### Data for analysis

-*-*-

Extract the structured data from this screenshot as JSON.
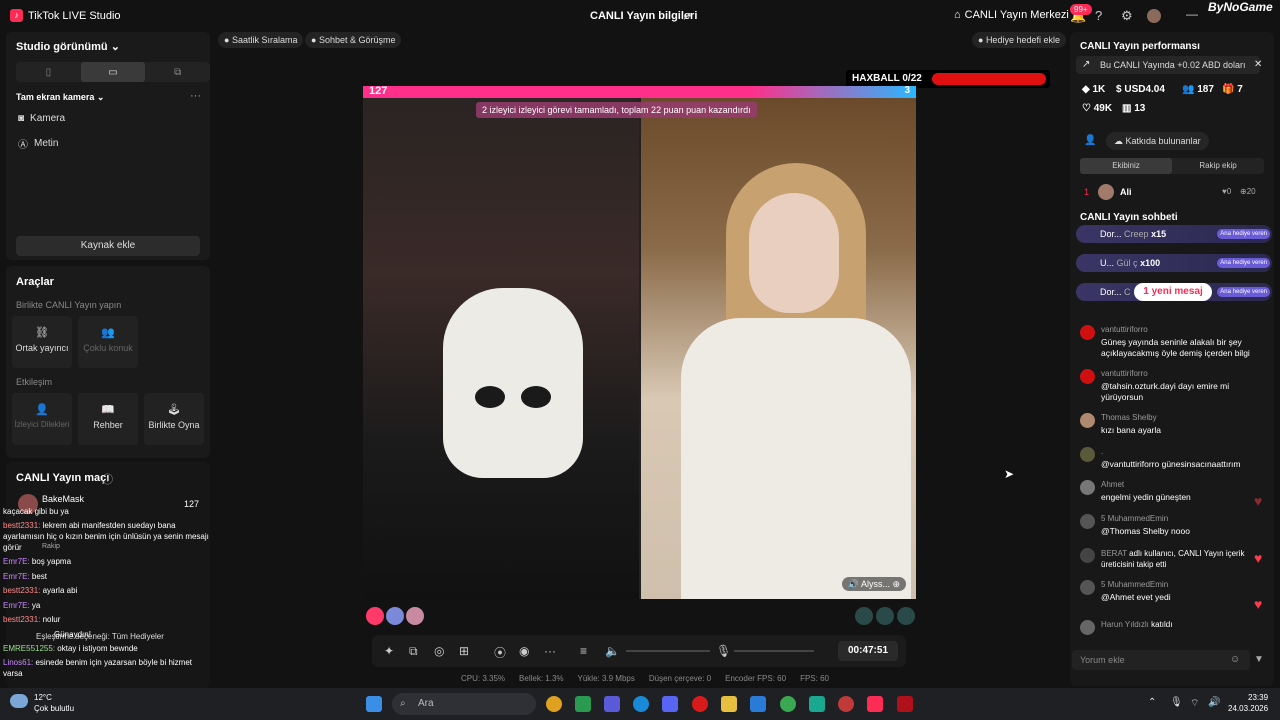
{
  "titlebar": {
    "app_name": "TikTok LIVE Studio",
    "center_title": "CANLI Yayın bilgileri",
    "live_center": "CANLI Yayın Merkezi",
    "notif_count": "99+",
    "brand": "ByNoGame"
  },
  "left": {
    "studio_view": "Studio görünümü",
    "fullscreen_camera": "Tam ekran kamera",
    "sources": [
      "Kamera",
      "Metin"
    ],
    "add_source": "Kaynak ekle",
    "tools_title": "Araçlar",
    "coop_title": "Birlikte CANLI Yayın yapın",
    "coop_tools": [
      "Ortak yayıncı",
      "Çoklu konuk"
    ],
    "interaction_title": "Etkileşim",
    "interaction_tools": [
      "İzleyici Dilekleri",
      "Rehber",
      "Birlikte Oyna"
    ],
    "match_title": "CANLI Yayın maçı",
    "opponent_name": "BakeMask",
    "opponent_score": "127",
    "overlay_matching": "Eşleştirme seçeneği: Tüm Hediyeler",
    "overlay_rakip": "Rakip",
    "chat": [
      {
        "user": "",
        "text": "kaçacak gibi bu ya"
      },
      {
        "user": "bestt2331:",
        "text": "lekrem abi manifestden suedayı bana"
      },
      {
        "user": "",
        "text": "ayarlamısın hiç o kızın benim için ünlüsün ya senin mesajı"
      },
      {
        "user": "",
        "text": "görür"
      },
      {
        "user": "Emr7E:",
        "text": "boş yapma"
      },
      {
        "user": "Emr7E:",
        "text": "best"
      },
      {
        "user": "bestt2331:",
        "text": "ayarla abi"
      },
      {
        "user": "Emr7E:",
        "text": "ya"
      },
      {
        "user": "bestt2331:",
        "text": "nolur"
      },
      {
        "user": "",
        "text": "Günaydın!"
      },
      {
        "user": "EMRE551255:",
        "text": "oktay i istiyom bewnde"
      },
      {
        "user": "Linos61:",
        "text": "esinede benim için yazarsan böyle bi hizmet"
      },
      {
        "user": "",
        "text": "varsa"
      }
    ]
  },
  "center": {
    "chip_hourly": "Saatlik Sıralama",
    "chip_chat": "Sohbet & Görüşme",
    "goal_chip": "Hediye hedefi ekle",
    "haxball": "HAXBALL 0/22",
    "score_left": "127",
    "score_right": "3",
    "banner": "2 izleyici izleyici görevi tamamladı, toplam 22 puan puan kazandırdı",
    "guest_name": "Alyss...",
    "timer": "00:47:51",
    "stats": [
      "CPU: 3.35%",
      "Bellek: 1.3%",
      "Yükle: 3.9 Mbps",
      "Düşen çerçeve: 0",
      "Encoder FPS: 60",
      "FPS: 60"
    ]
  },
  "right": {
    "perf_title": "CANLI Yayın performansı",
    "earn_text": "Bu CANLI Yayında +0.02 ABD doları",
    "stats": [
      "1K",
      "USD4.04",
      "187",
      "7",
      "49K",
      "13"
    ],
    "contributors": "Katkıda bulunanlar",
    "tab_team": "Ekibiniz",
    "tab_rival": "Rakip ekip",
    "top_rank": "1",
    "top_user": "Ali",
    "top_likes": "0",
    "top_gifts": "20",
    "chat_title": "CANLI Yayın sohbeti",
    "gift_rows": [
      {
        "user": "Dor...",
        "gift": "Creep",
        "count": "x15",
        "tag": "Ana hediye veren"
      },
      {
        "user": "U...",
        "gift": "Gül ç",
        "count": "x100",
        "tag": "Ana hediye veren"
      },
      {
        "user": "Dor...",
        "gift": "C",
        "count": "",
        "tag": "Ana hediye veren"
      }
    ],
    "new_message": "1 yeni mesaj",
    "messages": [
      {
        "name": "vantuttiriforro",
        "text": "Güneş yayında seninle alakalı bir şey açıklayacakmış öyle demiş içerden bilgi"
      },
      {
        "name": "vantuttiriforro",
        "text": "@tahsin.ozturk.dayi dayı emire mi yürüyorsun"
      },
      {
        "name": "Thomas Shelby",
        "text": "kızı bana ayarla"
      },
      {
        "name": ".",
        "text": "@vantuttiriforro günesinsacınaattırım"
      },
      {
        "name": "Ahmet",
        "text": "engelmi yedin güneşten"
      },
      {
        "name": "5 MuhammedEmin",
        "text": "@Thomas Shelby nooo"
      },
      {
        "name": "BERAT",
        "text": "adlı kullanıcı, CANLI Yayın içerik üreticisini takip etti"
      },
      {
        "name": "5 MuhammedEmin",
        "text": "@Ahmet evet yedi"
      },
      {
        "name": "Harun Yıldızlı",
        "text": "katıldı"
      }
    ],
    "comment_placeholder": "Yorum ekle"
  },
  "taskbar": {
    "temp": "12°C",
    "weather": "Çok bulutlu",
    "search": "Ara",
    "time": "23:39",
    "date": "24.03.2026"
  }
}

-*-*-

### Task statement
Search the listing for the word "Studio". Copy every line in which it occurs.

### Result of the task
    "app_name": "TikTok LIVE Studio",
    "studio_view": "Studio görünümü",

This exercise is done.